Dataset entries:
▬▬▬
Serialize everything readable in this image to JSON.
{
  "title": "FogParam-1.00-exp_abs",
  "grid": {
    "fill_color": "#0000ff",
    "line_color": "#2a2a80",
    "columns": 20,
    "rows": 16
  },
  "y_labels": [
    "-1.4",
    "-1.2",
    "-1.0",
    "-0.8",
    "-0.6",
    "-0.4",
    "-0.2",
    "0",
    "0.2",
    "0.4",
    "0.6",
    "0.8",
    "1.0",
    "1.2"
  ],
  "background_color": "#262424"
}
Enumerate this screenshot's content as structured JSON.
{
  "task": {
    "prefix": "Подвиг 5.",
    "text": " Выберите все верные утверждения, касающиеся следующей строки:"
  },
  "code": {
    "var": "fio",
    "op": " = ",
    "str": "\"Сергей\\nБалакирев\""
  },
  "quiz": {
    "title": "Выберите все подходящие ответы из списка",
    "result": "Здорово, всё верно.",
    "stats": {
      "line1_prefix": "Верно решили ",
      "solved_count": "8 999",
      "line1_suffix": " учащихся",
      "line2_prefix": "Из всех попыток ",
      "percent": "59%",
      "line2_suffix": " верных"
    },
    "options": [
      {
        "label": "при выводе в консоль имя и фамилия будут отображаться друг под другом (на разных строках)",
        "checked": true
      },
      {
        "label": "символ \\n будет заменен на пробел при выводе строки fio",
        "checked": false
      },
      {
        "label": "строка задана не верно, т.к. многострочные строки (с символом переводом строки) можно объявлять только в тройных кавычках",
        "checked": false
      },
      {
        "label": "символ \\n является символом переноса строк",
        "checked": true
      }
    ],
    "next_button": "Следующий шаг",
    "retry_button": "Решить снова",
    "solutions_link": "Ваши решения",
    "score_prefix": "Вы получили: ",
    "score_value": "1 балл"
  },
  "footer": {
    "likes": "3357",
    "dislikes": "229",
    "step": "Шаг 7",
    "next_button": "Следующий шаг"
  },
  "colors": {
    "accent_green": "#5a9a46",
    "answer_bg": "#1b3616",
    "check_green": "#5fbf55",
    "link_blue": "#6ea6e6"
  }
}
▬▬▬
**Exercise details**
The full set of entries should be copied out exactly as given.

**Exercise solution**
Serialize everything readable in this image to JSON.
{
  "title": "FogParam-1.00-exp_abs",
  "grid": {
    "fill_color": "#0000ff",
    "line_color": "#2a2a80",
    "columns": 20,
    "rows": 16
  },
  "y_labels": [
    "-1.4",
    "-1.2",
    "-1.0",
    "-0.8",
    "-0.6",
    "-0.4",
    "-0.2",
    "0",
    "0.2",
    "0.4",
    "0.6",
    "0.8",
    "1.0",
    "1.2"
  ],
  "background_color": "#262424"
}
Enumerate this screenshot's content as structured JSON.
{
  "task": {
    "prefix": "Подвиг 5.",
    "text": " Выберите все верные утверждения, касающиеся следующей строки:"
  },
  "code": {
    "var": "fio",
    "op": " = ",
    "str": "\"Сергей\\nБалакирев\""
  },
  "quiz": {
    "title": "Выберите все подходящие ответы из списка",
    "result": "Здорово, всё верно.",
    "stats": {
      "line1_prefix": "Верно решили ",
      "solved_count": "8 999",
      "line1_suffix": " учащихся",
      "line2_prefix": "Из всех попыток ",
      "percent": "59%",
      "line2_suffix": " верных"
    },
    "options": [
      {
        "label": "при выводе в консоль имя и фамилия будут отображаться друг под другом (на разных строках)",
        "checked": true
      },
      {
        "label": "символ \\n будет заменен на пробел при выводе строки fio",
        "checked": false
      },
      {
        "label": "строка задана не верно, т.к. многострочные строки (с символом переводом строки) можно объявлять только в тройных кавычках",
        "checked": false
      },
      {
        "label": "символ \\n является символом переноса строк",
        "checked": true
      }
    ],
    "next_button": "Следующий шаг",
    "retry_button": "Решить снова",
    "solutions_link": "Ваши решения",
    "score_prefix": "Вы получили: ",
    "score_value": "1 балл"
  },
  "footer": {
    "likes": "3357",
    "dislikes": "229",
    "step": "Шаг 7",
    "next_button": "Следующий шаг"
  },
  "colors": {
    "accent_green": "#5a9a46",
    "answer_bg": "#1b3616",
    "check_green": "#5fbf55",
    "link_blue": "#6ea6e6"
  }
}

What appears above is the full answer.